*** Begin section ***

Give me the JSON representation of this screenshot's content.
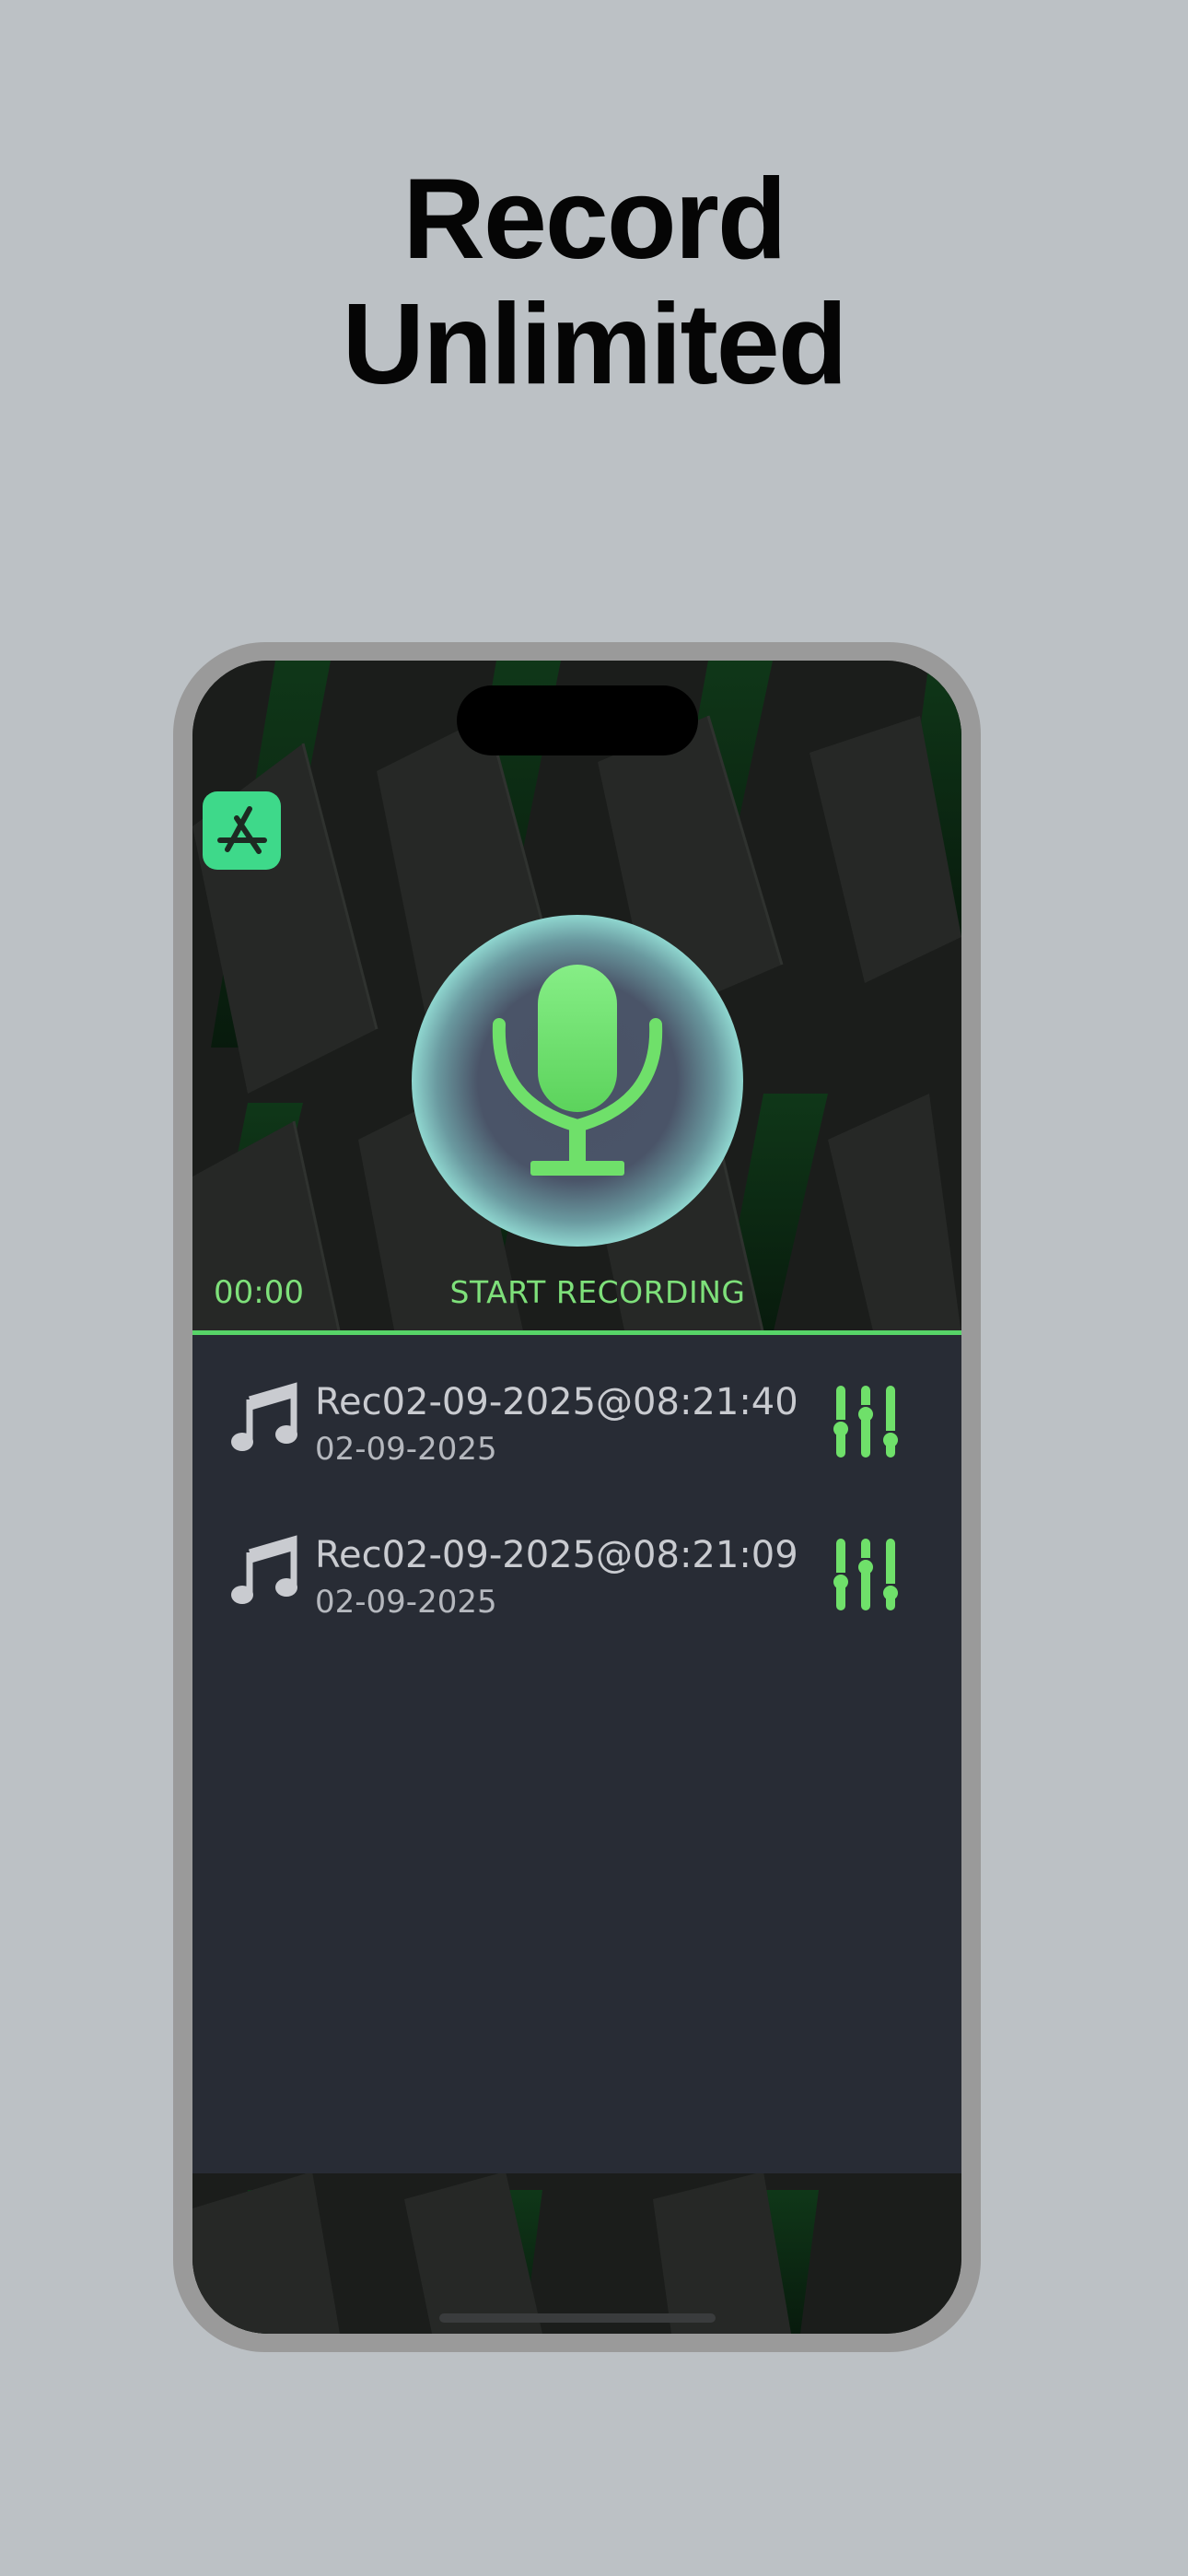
{
  "headline": {
    "line1": "Record",
    "line2": "Unlimited"
  },
  "app": {
    "icon": "app-store-icon",
    "accent_color": "#57d468"
  },
  "recorder": {
    "timer": "00:00",
    "start_label": "START RECORDING",
    "mic_icon": "microphone-icon"
  },
  "recordings": [
    {
      "name": "Rec02-09-2025@08:21:40",
      "date": "02-09-2025",
      "icon": "music-note-icon",
      "action_icon": "sliders-icon"
    },
    {
      "name": "Rec02-09-2025@08:21:09",
      "date": "02-09-2025",
      "icon": "music-note-icon",
      "action_icon": "sliders-icon"
    }
  ]
}
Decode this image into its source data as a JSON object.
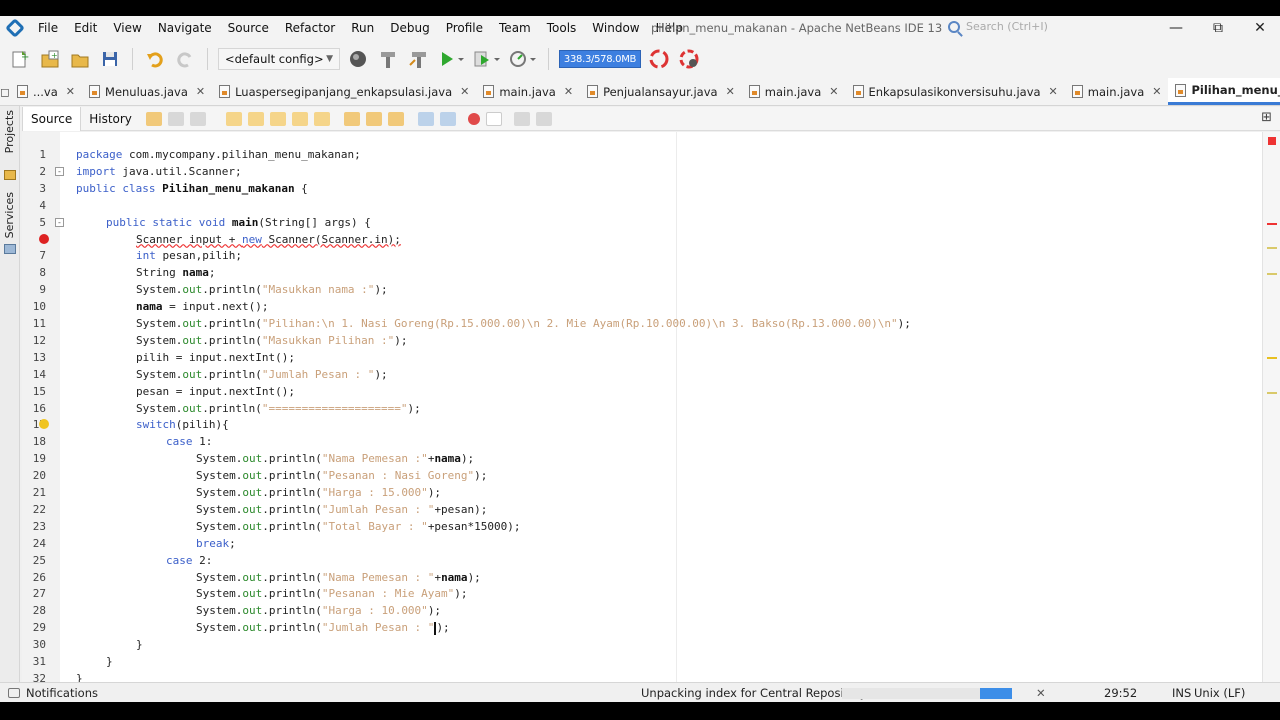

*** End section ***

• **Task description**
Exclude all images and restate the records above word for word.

• **Task response**
Give me the JSON representation of this screenshot's content.
{
  "headline": {
    "line1": "Record",
    "line2": "Unlimited"
  },
  "app": {
    "icon": "app-store-icon",
    "accent_color": "#57d468"
  },
  "recorder": {
    "timer": "00:00",
    "start_label": "START RECORDING",
    "mic_icon": "microphone-icon"
  },
  "recordings": [
    {
      "name": "Rec02-09-2025@08:21:40",
      "date": "02-09-2025",
      "icon": "music-note-icon",
      "action_icon": "sliders-icon"
    },
    {
      "name": "Rec02-09-2025@08:21:09",
      "date": "02-09-2025",
      "icon": "music-note-icon",
      "action_icon": "sliders-icon"
    }
  ]
}
Decode this image into its source data as a JSON object.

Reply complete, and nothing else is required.